Among the fruits and vegetables mixed into the decorative medley was a pickle—and around that same time, the story spread that the Christmas Pickle was an old tradition where it was to be the last ornament hung on a Christmas tree, and the first child to spot it would get an extra present.
Another story took place during the American Civil War, where Private John C Lower was captured and taken to a prison camp. On Christmas Eve, he begged the prison guard for a pickle as he was starving, and that one pickle ended up giving him the strength to survive. After returning home, he began a tradition of hiding a pickle in the family Christmas tree every year.
There is also a completely different version, a medieval story that some think might be the origin of the Christmas Pickle.
St. Nicholas had been passing through a village on his way home when he stopped at an inn for a night, not knowing the evil innkeeper was keeping a villainous secret.
The innkeeper had apparently stuffed two Spanish boys, on their way home from boarding school, into a pickle barrel and left them for dead. But St. Nicholas happened upon them, and brought them back to life.

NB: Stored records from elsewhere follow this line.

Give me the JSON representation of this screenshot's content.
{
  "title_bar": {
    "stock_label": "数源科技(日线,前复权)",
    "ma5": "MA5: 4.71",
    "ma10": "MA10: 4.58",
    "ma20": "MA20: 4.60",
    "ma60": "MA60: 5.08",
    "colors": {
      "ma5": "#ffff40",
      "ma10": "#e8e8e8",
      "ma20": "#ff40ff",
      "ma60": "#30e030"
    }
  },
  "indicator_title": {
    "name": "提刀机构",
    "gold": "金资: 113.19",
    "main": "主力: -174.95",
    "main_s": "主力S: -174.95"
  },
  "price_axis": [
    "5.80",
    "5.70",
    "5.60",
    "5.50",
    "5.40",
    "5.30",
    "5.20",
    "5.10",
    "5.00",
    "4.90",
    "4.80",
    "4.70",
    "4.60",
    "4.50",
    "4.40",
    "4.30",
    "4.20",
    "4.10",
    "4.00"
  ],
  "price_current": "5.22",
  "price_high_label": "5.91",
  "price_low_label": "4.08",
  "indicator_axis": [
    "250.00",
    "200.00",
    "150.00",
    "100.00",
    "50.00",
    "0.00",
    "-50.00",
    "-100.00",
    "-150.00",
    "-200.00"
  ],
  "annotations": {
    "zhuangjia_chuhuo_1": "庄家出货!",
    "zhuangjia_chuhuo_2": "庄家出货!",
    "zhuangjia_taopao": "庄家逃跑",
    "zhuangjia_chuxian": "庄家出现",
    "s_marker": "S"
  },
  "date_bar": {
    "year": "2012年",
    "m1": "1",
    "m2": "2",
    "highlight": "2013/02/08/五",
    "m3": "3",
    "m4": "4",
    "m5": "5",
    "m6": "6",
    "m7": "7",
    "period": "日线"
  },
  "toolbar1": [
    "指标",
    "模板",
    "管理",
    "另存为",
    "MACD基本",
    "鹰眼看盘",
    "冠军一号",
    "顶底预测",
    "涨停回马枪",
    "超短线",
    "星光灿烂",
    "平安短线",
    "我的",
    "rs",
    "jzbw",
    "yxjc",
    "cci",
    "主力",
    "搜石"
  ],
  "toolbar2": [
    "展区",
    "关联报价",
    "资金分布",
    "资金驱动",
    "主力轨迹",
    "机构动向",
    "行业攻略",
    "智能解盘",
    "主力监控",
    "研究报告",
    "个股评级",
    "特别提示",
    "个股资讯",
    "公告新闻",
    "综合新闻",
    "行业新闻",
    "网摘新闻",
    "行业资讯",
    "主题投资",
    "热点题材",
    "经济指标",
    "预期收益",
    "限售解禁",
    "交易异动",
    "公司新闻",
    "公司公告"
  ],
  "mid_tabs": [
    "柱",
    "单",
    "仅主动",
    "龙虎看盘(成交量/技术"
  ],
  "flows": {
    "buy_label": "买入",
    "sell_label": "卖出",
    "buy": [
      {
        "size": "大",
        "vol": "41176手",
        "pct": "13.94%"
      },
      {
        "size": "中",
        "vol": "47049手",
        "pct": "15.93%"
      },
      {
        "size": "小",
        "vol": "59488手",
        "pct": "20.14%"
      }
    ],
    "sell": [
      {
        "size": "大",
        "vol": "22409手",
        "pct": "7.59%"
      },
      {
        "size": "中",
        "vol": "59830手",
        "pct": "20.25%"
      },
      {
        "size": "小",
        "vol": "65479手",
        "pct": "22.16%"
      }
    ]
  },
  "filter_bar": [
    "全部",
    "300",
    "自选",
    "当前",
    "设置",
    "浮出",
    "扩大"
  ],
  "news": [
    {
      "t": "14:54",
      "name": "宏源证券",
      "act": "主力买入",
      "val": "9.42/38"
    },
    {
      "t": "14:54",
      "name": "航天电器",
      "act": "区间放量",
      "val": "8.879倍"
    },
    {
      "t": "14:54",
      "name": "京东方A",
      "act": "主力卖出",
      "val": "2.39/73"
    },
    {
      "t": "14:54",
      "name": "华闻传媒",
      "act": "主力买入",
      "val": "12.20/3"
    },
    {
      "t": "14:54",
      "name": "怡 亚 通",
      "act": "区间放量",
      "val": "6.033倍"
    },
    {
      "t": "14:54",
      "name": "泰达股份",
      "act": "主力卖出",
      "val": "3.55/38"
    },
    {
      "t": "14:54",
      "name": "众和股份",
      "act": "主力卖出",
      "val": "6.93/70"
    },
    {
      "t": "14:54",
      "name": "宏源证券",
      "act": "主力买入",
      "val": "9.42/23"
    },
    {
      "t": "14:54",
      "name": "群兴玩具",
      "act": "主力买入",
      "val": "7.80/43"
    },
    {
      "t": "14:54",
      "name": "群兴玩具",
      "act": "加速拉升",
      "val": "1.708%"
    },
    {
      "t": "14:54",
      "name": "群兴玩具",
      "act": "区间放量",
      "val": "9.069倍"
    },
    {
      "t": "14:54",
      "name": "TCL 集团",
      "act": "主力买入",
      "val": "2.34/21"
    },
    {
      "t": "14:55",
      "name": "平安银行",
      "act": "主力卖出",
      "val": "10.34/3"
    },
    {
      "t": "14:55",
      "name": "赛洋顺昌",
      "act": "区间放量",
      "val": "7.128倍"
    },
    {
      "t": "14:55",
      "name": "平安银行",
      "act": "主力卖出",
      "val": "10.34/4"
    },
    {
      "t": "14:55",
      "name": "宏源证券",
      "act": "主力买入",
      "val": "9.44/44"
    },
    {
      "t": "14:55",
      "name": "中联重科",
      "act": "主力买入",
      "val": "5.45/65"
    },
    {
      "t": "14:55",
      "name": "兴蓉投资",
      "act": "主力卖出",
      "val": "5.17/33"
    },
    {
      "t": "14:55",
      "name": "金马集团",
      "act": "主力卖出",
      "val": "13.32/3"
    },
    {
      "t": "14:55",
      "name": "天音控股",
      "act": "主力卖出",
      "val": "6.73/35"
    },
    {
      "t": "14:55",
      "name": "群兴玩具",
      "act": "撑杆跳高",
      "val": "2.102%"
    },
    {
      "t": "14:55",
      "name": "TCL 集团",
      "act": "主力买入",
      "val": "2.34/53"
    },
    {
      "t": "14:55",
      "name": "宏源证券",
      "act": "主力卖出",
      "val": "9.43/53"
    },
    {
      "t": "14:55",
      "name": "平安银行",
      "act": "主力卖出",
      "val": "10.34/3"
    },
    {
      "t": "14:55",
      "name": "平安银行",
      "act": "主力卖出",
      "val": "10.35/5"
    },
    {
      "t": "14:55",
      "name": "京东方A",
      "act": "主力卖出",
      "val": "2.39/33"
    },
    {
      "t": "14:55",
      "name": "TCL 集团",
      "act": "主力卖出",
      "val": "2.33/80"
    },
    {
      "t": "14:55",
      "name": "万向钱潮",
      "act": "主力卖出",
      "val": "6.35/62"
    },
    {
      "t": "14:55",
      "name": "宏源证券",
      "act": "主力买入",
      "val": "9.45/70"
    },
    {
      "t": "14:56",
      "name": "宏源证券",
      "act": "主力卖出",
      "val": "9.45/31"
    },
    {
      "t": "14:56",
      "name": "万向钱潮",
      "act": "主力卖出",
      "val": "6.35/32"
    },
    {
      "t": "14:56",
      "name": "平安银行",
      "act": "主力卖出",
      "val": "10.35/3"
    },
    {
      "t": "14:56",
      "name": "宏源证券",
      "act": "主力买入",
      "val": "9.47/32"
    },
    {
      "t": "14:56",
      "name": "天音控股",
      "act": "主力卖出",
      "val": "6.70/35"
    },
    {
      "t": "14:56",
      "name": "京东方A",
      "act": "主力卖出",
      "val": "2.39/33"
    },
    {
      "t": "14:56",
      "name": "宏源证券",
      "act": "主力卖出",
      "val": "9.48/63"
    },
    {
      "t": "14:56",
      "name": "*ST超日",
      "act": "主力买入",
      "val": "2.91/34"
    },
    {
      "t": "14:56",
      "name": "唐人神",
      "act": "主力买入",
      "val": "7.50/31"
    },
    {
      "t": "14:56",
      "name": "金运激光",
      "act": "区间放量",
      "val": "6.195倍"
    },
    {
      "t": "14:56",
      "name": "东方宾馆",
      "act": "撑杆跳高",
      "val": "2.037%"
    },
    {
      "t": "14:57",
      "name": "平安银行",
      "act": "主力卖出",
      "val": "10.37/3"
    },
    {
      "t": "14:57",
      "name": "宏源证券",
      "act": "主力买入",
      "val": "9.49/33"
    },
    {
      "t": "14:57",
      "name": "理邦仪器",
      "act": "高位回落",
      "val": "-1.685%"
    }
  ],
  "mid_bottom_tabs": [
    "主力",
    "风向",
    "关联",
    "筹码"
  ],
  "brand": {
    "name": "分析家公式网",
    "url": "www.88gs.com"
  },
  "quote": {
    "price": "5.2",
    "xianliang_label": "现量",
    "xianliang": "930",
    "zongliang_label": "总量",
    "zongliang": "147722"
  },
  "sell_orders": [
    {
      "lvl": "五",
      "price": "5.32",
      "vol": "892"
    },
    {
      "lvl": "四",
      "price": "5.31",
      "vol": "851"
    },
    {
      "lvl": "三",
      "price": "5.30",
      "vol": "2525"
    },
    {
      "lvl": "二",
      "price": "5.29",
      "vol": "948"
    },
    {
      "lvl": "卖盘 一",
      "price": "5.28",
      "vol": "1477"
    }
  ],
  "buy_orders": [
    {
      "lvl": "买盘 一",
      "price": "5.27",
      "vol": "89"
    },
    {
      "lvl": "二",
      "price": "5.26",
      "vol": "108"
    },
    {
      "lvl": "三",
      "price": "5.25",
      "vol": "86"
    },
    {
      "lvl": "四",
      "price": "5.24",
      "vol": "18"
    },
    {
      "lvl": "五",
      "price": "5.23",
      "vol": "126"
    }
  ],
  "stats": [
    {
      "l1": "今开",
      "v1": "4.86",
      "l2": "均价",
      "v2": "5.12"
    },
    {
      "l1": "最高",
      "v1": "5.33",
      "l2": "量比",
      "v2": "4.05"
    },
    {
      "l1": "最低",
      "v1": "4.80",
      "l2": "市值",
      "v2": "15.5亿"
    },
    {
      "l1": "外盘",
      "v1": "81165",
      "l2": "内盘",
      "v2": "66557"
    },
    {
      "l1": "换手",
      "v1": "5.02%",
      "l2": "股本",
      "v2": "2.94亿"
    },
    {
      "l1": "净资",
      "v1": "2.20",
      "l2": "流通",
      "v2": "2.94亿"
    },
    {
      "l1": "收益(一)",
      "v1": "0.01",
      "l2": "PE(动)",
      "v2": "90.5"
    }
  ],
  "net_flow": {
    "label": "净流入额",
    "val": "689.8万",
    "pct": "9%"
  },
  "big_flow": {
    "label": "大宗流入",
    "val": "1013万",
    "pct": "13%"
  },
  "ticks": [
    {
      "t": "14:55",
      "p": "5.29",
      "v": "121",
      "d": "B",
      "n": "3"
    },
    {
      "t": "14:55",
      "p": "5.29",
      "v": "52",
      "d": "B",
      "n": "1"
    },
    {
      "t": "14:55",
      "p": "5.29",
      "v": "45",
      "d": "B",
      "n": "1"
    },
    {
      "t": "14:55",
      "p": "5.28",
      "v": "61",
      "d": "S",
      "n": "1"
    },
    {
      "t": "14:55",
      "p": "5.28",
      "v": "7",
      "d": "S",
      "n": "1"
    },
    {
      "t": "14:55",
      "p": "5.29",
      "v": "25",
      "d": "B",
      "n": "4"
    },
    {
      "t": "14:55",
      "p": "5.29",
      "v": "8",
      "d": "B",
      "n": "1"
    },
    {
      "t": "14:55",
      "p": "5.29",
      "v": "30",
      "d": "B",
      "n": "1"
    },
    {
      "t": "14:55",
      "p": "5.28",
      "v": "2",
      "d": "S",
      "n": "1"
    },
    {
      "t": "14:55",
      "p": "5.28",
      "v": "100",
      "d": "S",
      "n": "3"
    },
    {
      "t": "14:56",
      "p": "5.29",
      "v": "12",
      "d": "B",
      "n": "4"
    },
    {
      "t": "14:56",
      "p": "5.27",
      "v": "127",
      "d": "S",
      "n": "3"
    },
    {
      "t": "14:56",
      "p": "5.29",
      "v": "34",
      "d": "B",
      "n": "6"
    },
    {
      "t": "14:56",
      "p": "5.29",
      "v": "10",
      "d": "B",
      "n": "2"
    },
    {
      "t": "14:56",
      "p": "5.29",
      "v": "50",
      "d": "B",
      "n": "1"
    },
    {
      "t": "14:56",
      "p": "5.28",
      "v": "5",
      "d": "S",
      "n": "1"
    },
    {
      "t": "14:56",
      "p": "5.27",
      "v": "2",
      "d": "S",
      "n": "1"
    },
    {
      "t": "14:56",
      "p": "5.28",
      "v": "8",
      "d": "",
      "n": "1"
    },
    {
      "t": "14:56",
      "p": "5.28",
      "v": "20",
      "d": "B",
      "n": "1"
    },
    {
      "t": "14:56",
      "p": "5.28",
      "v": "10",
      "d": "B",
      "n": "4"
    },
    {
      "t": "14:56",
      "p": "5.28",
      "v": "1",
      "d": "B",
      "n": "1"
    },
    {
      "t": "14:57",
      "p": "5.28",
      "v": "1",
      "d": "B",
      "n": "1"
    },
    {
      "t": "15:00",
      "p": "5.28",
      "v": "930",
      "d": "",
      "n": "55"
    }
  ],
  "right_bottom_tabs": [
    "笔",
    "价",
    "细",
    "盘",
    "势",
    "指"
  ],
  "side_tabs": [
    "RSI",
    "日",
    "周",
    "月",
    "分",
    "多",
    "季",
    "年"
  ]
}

In any case, whether any of these stories are true, or that pickles just seem strange enough to need elaborate justification before setting on a tree, the Christmas Pickle is a fortuitous symbol for those who still uphold the tradition.